▸ Exercise requirements: Provide the number of lines of the records that include "trên", with no other content.

(Records from a dataset)

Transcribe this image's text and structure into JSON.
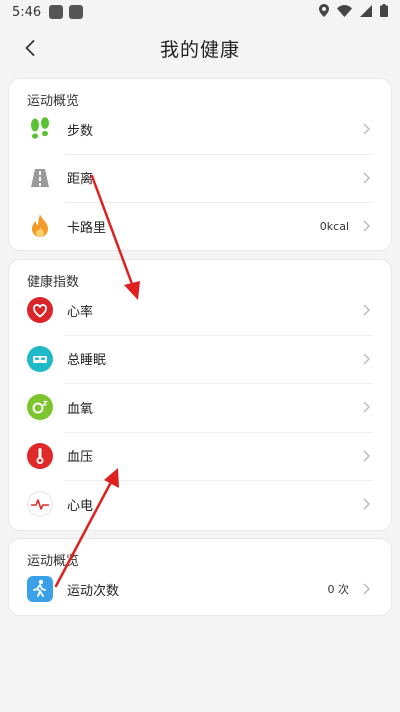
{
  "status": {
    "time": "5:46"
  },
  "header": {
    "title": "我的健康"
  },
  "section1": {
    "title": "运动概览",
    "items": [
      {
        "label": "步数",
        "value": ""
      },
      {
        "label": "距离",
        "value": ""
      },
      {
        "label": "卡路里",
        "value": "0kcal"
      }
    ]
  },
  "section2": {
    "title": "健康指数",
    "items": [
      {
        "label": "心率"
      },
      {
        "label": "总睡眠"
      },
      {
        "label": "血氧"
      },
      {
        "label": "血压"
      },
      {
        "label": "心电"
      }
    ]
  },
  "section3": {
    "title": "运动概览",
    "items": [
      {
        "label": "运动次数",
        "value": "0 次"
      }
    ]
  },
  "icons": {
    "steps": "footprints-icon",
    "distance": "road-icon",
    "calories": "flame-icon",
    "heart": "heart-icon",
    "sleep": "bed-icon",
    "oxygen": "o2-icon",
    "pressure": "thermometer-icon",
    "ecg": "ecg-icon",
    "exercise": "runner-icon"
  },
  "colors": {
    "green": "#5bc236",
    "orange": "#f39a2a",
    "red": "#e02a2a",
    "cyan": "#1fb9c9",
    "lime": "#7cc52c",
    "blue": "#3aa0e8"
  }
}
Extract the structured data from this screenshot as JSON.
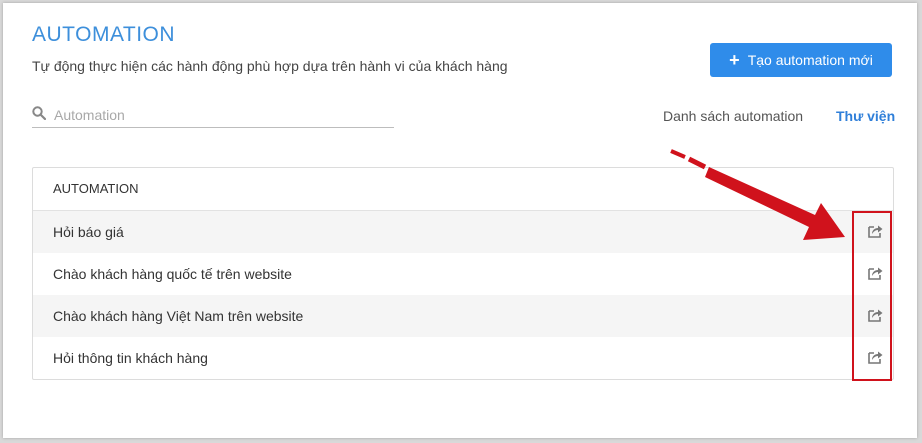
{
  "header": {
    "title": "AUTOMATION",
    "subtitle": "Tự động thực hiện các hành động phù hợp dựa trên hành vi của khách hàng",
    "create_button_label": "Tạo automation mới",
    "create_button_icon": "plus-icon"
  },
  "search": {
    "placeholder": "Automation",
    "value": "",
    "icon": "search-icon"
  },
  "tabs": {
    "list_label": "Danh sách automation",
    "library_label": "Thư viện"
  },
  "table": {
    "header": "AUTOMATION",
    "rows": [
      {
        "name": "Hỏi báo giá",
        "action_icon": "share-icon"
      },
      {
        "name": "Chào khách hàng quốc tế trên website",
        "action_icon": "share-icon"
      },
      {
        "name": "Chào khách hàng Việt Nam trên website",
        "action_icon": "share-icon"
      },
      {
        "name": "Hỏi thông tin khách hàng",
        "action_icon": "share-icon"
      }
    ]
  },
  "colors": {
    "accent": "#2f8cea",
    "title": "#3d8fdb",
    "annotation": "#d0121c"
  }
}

▸ Your response: 3